Tuesday, October 19, 2010
Only in San Francisco
While attending Bouchercon, I went on a three hour long cable car tour of San Francisco. The cable cars we toured in had actually been turned into busses. We went everywhere you'd expect to go, Fisherman's Wharf, we had a great view of the Golden Gate Bridge and Alcatraz, Chinatown, lots of wonderful parks and classy neighborhoods and some not so classy neighborhoods. We visited Golden Gate Park and the ocean with surfers. We also drove through Haight Ashbury, which hasn't really changed a lot since the 60s and through the rainbow flag decorated Castro district contrasting a lot with the austere buildings in the financial district. Each of these places had distinct types of inhabitants as well as the tourists gawking at the sights and the people.
One place we passed that brought back old memories was the hotel I'd stayed in during the early 60s when I attended a PTA convention. Some things hadn't changed a lot, while others had definitely changed, one being back in my earlier visit cable car rides were free, this time it cost $5 one way.
I've reported about the actual Bouchercon in other places, but to make this mystery related, one thing I noticed were the many homeless people who parked themselves around the beautiful Hyatt Regency Embarcadaro where the con was held. Some, I'm positive because of their actions, were crazy.
One night, my roommate, Gay Kinman, and I went to a P.I. awards dinner in Chinatown. We took the cable car and the only way we knew it was time to get off was when I spotted all the Chinese lanterns decorating the very steep hill into the tourist part of Chinatown. After the great dinner upstairs in the old Empress restaurant which had been there long before my fist visit to San Francisco, we headed home. No cable cars were availabel though we waited in a marked cable car stop, and despite Gay's valiant efforts, no cabs wanted to stop for us. Finally, we decided to walk back to the hotel which fortunately was downhill, unfortunately, several very long blocks.
It was about 10 p.m. and there were others on the street, mainly young folks going into local pubs and dancing establishments. We also passed some of the aforementioned homeless. And no cable cars passed on the way downhill so it was a good thing we hadn't waited. Was it safe for us to be walking on the street at that hour? Probably not, but we made it.

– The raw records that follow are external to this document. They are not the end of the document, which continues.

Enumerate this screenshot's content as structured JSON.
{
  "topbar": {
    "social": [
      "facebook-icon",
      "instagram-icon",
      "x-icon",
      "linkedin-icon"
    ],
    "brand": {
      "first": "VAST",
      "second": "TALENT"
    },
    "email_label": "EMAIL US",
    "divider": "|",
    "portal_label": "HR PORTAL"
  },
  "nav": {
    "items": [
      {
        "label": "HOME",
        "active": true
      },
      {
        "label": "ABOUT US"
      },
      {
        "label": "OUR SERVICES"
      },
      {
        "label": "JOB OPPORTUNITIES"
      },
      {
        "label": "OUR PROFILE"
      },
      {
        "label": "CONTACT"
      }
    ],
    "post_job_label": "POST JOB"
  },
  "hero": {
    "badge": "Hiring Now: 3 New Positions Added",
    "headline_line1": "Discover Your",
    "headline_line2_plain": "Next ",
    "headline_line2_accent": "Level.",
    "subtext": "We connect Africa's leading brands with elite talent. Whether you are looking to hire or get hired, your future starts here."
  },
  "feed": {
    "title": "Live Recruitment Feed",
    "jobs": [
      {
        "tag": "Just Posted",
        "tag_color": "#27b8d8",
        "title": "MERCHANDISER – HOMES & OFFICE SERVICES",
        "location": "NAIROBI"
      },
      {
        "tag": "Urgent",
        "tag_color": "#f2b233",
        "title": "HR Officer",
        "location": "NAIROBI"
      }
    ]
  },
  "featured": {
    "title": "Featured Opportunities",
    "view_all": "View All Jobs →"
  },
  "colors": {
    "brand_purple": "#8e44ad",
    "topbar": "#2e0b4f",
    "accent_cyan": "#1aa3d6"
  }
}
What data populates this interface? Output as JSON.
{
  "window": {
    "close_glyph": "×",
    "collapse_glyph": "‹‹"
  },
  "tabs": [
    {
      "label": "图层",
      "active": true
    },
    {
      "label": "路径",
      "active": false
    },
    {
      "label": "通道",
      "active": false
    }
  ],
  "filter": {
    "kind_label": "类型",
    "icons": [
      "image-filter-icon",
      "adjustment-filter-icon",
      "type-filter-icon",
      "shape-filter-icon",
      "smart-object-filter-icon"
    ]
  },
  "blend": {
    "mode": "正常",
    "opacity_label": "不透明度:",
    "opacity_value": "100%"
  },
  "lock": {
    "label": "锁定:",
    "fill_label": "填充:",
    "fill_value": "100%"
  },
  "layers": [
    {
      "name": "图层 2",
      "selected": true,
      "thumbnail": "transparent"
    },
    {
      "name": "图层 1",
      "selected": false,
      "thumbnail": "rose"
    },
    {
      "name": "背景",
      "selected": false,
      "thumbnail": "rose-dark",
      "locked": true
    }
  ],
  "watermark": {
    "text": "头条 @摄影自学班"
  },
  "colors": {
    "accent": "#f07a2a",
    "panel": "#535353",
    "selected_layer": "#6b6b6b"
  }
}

My ride to the airport Sunday a.m. was also an adventure. I'd been told to wait in the street in front of the hotel. The valet said not to do that but to wait on a bench in front of the hotel. The van arrived early. He had a horrible time maneuvering around to get to his next pick-up because many streets had been barricaded because of a pending marathon race. Finally we arrived in front of a rather seedy hotel in Chinatown to pick up the next traveler, a young woman from Columbia who was here because of job training. While we drove, I spotted homeless people sleeping on the sidewalk in both good and bad parts of town. Next we parked on a very steep hill while the driver looked for an address--was glad when he got back in because I'm not sure I could have made it into the front seat to steer the van if the emergency brake hadn't held, in which case we would have zoomed down the hill to end up in a concrete wall. The passenger was waiting in front of a house at the bottom of the hill--a Chinese woman heading home to Seattle after visiting friends.
A note about Bouchercon itself, nearly 2000 people attended and a large percent were mystery writers (famous and not so), those who wanted to be mystery writers, and the largest group were readers and fans. The best places to find people to talk with was in hospitality room where refreshments were free, or in the bar where nothing was free.